Rhys Ifans, the actor best known for his portrayal of Hugh Grant's slob flatmate in the movie Notting Hill, will play Peter Cook in a "warts and all" Channel 4 film about his up-and-down relationship with fellow comedian Dudley Moore.
Not Only ... But Always explores the pair's life together - from their first meeting in the 1960s to Cook's death in early 1995, aged 58. Their often tempestuous partnership has been condensed into just two hours, and chronicles the pivotal moments in their careers.
Moore, the diminutive "sex thimble" who died nearly two years ago at the age of 66 from complications arising from a degenerative illness, will be played by the little-known Aidan McArdle, who has worked mainly on the stage. Ifans is the Welsh star who promised much in Notting Hill but has failed to find his stride after starring in a series of flops such as Rancid Aluminium and Love, Honour and Obey.
Cook and Moore helped to redefine British comedy with their anarchic wit and often foul-mouthed performances playing characters such as Derek and Clive.
Their work with Alan Bennett and Jonathan Miller in their Beyond The Fringe review made them the top figures in British satire, and Cook was also one of the founders of Private Eye magazine, while Moore went on to become one of Hollywood's biggest stars.
Channel 4 is funding the film as part of its new emphasis on drama, which the head of programmes, Kevin Lygo, said would help the station to "make a mark".
It is being made by Company Pictures, which backed the successful series Shameless.
The writer and director of Not Only ... But Always, Terry Johnson, was behind the Olivier Award-winning National Theatre show Cleo, Camping, Emmanuelle and Dick about the romance between Carry On stars Sid James and Barbara Windsor. It was later adapted for television and screened by ITV as Cor, Blimey!
Johnson - a huge fan of Cook and Moore - was also responsible for the stage hit Hitchcock Blonde, starring Bond girl Rosamund Pike.
The executive producer of the film, Charlie Pattinson, said: "The thing about Terry is that he loves his characters. This is not a whitewash, but it's an extremely affectionate and tender portrait although it is 'warts and all'. I would really hope we don't upset anyone. Terry regards them both as greats of British comedy."

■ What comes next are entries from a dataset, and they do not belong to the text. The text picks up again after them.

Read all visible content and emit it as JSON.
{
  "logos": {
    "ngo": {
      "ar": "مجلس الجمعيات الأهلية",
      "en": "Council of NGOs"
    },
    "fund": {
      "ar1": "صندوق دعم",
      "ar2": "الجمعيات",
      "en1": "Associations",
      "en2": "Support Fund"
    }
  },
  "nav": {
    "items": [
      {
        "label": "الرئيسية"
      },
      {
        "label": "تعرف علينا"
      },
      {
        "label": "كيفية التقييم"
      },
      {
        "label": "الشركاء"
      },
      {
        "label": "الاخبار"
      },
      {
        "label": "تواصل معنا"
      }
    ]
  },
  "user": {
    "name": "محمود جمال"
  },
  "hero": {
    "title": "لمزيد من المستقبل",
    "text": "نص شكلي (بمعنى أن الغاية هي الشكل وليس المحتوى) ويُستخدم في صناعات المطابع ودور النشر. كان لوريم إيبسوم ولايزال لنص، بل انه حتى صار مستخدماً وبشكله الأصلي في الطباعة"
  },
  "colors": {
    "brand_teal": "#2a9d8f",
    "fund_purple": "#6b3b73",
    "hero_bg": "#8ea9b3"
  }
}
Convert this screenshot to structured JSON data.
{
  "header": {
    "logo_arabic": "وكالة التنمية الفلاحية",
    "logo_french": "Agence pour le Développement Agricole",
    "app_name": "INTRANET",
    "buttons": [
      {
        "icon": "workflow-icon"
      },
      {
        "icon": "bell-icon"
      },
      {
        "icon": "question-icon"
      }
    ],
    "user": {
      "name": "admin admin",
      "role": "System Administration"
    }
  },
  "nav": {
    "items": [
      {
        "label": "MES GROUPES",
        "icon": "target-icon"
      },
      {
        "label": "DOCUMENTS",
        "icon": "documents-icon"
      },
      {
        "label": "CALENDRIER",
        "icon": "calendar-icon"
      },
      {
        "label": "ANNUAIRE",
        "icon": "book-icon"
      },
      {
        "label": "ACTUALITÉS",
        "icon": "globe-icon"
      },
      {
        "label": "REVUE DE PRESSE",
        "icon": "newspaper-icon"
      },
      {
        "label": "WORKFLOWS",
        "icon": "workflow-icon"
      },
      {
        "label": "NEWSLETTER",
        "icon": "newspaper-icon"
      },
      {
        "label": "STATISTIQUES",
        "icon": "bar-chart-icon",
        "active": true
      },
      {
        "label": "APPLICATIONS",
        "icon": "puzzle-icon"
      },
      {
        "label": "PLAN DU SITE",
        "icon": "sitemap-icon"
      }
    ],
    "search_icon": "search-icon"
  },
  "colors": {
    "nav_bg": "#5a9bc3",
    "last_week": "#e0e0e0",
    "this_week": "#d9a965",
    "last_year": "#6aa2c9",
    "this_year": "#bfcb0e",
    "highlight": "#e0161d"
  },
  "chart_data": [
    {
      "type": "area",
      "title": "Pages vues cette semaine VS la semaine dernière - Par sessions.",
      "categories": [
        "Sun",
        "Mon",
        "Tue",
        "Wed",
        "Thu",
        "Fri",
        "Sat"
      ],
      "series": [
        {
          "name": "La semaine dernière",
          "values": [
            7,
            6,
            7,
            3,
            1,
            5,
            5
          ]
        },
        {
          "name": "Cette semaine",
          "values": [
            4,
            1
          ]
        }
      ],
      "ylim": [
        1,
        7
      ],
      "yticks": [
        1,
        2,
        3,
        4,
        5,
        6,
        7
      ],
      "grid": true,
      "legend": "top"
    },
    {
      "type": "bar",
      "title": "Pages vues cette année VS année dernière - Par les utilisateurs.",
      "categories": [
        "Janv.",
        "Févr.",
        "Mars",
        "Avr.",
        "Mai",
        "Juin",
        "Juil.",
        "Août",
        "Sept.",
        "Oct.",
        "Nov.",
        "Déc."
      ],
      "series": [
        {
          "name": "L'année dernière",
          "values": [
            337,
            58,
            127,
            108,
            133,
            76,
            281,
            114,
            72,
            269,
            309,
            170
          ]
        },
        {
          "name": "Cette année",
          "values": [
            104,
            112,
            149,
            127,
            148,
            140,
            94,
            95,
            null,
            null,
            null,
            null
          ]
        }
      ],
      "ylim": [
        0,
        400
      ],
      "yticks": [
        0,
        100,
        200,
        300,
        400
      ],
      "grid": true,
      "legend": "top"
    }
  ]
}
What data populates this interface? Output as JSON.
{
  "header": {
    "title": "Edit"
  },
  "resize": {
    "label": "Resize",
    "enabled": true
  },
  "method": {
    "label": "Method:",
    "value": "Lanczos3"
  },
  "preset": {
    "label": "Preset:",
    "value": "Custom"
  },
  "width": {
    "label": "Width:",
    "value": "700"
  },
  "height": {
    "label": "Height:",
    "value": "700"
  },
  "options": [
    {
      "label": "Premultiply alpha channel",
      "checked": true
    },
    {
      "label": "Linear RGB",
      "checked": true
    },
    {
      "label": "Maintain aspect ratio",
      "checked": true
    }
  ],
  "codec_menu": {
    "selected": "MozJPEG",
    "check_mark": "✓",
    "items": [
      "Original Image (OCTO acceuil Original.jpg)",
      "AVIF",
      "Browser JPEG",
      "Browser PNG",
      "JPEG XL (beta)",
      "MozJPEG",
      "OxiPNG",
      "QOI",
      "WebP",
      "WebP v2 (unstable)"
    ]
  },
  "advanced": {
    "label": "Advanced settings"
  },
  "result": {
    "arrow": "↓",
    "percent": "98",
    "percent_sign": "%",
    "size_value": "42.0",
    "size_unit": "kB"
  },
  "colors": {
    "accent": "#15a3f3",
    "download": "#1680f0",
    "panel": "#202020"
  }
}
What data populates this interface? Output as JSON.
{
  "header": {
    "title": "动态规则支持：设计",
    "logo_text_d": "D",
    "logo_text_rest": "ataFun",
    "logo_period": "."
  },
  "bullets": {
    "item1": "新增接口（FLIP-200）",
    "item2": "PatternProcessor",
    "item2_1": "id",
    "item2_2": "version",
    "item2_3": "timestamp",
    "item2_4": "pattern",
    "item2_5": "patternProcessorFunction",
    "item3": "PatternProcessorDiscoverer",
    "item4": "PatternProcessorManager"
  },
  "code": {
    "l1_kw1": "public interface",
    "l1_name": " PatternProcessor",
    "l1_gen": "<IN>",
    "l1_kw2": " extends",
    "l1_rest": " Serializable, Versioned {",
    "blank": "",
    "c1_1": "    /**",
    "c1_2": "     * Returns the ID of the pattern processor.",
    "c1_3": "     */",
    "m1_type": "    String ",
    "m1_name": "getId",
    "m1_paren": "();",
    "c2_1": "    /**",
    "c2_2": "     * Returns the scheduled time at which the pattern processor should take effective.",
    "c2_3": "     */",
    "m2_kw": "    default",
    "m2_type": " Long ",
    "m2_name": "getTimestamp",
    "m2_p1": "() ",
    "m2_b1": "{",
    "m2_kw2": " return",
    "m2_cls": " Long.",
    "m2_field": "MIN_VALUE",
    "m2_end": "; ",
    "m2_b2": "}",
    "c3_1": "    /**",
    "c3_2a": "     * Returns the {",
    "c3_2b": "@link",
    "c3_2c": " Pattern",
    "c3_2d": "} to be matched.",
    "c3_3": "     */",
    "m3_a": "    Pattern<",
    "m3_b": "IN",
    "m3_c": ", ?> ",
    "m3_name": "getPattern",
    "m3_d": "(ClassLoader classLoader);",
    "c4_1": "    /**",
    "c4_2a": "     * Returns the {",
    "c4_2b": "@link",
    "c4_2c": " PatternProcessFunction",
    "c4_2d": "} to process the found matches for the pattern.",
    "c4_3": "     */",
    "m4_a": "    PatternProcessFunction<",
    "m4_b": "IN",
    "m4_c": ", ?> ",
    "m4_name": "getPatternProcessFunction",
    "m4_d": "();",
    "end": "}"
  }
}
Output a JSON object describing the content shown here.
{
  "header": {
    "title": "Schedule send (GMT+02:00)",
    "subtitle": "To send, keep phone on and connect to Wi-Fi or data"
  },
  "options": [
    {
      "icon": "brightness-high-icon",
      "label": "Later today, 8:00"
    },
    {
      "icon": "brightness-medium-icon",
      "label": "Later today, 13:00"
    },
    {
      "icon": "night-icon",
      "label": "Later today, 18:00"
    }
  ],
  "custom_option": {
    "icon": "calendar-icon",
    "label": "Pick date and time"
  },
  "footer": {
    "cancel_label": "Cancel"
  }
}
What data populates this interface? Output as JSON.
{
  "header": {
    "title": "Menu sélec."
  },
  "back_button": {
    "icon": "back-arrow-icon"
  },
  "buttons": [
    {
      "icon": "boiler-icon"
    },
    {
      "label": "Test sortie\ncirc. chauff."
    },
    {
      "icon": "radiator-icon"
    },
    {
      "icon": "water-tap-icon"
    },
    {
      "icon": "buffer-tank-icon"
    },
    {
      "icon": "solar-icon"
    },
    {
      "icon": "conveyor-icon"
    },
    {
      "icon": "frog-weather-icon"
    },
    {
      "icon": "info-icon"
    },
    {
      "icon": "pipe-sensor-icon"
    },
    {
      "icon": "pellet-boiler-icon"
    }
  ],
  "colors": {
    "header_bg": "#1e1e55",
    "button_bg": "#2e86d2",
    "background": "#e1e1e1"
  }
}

The Beyond The Fringe team found huge success on both sides of the Atlantic before Cook and Moore set out as a duo, establishing their "Pete and Dud" routines in which they appeared as cloth-capped Londoners who sat for hours discussing the meaning of life in deadpan po-faced style, which featured in their BBC series Not Only ... But Also.
Although they went on to work solo, the hedonistic pair would reunite occasionally for their filthy Derek and Clive dialogues.
But towards the end of their partnership, their close association had largely broken down, with Cook, who died of an intestinal haemorrhage, often cruelly mocking Moore.
Pattinson said of the film: "Predominantly it is Peter's story, but the emotional spin on the story is the relationship between Peter and Dudley, which has that sort of 'every relationship' quality to it whether you knew who they were or not. It's a marriage that explodes then comes back together and then explodes again.
"It uses markers from their creative life to tell the story, such as Beyond The Fringe, Not Only ... But Also, and it touches on Dudley's film career and Peter's less successful years."
Filming begins a week on Wednesday and will take place almost entirely in New Zealand, which will double for locations as diverse as Cambridge, New York, Los Angeles, where Moore made his home, the Caribbean, where they wrote together, and Exmoor.
Channel 4's head of drama, John Yorke, said: "It's a history of British comedy, a look at the psychology of a relationship and a portrait of post-war Britain - but most of all it's the story of Pete and Dud."Reuse content